## The task
Write the records out exactly, so that no picture remains in the copy.
▼▼▼
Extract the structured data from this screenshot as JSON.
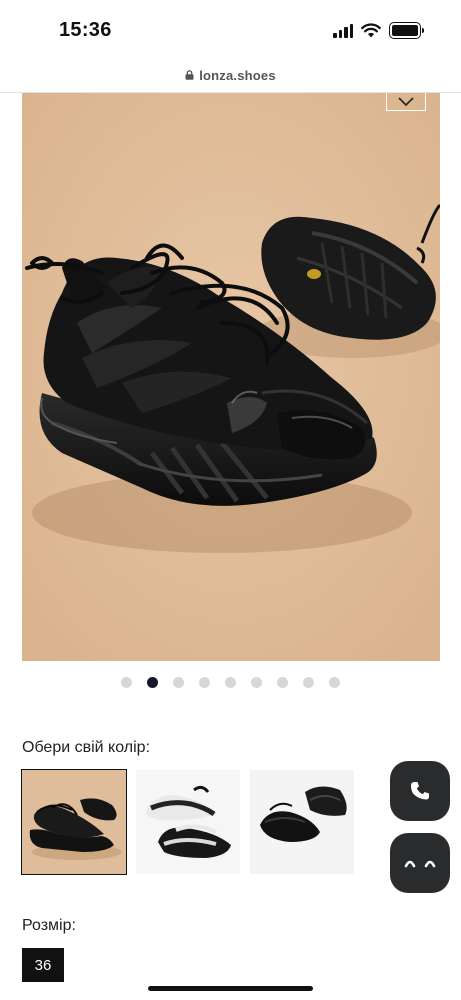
{
  "status_bar": {
    "time": "15:36",
    "icons": [
      "signal-icon",
      "wifi-icon",
      "battery-icon"
    ]
  },
  "browser": {
    "url": "lonza.shoes",
    "icon": "lock-icon"
  },
  "gallery": {
    "image": "black-chunky-sneaker-photo",
    "favorite_icon": "chevron-down-icon",
    "dots_total": 9,
    "active_dot": 2
  },
  "color_picker": {
    "label": "Обери свій колір:",
    "swatches": [
      {
        "name": "black",
        "selected": true
      },
      {
        "name": "white-black",
        "selected": false
      },
      {
        "name": "black-pair",
        "selected": false
      }
    ]
  },
  "size_picker": {
    "label": "Розмір:",
    "selected_size": "36"
  },
  "floating_actions": {
    "phone_icon": "phone-icon",
    "chat_icon": "chat-face-icon"
  },
  "colors": {
    "background": "#e2bf9d",
    "dot_active": "#15172b",
    "dot_inactive": "#d7d7d7",
    "fab": "#2a2b2d",
    "chip": "#111111"
  }
}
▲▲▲
## Problem solution
Extract the structured data from this screenshot as JSON.
{
  "status_bar": {
    "time": "15:36",
    "icons": [
      "signal-icon",
      "wifi-icon",
      "battery-icon"
    ]
  },
  "browser": {
    "url": "lonza.shoes",
    "icon": "lock-icon"
  },
  "gallery": {
    "image": "black-chunky-sneaker-photo",
    "favorite_icon": "chevron-down-icon",
    "dots_total": 9,
    "active_dot": 2
  },
  "color_picker": {
    "label": "Обери свій колір:",
    "swatches": [
      {
        "name": "black",
        "selected": true
      },
      {
        "name": "white-black",
        "selected": false
      },
      {
        "name": "black-pair",
        "selected": false
      }
    ]
  },
  "size_picker": {
    "label": "Розмір:",
    "selected_size": "36"
  },
  "floating_actions": {
    "phone_icon": "phone-icon",
    "chat_icon": "chat-face-icon"
  },
  "colors": {
    "background": "#e2bf9d",
    "dot_active": "#15172b",
    "dot_inactive": "#d7d7d7",
    "fab": "#2a2b2d",
    "chip": "#111111"
  }
}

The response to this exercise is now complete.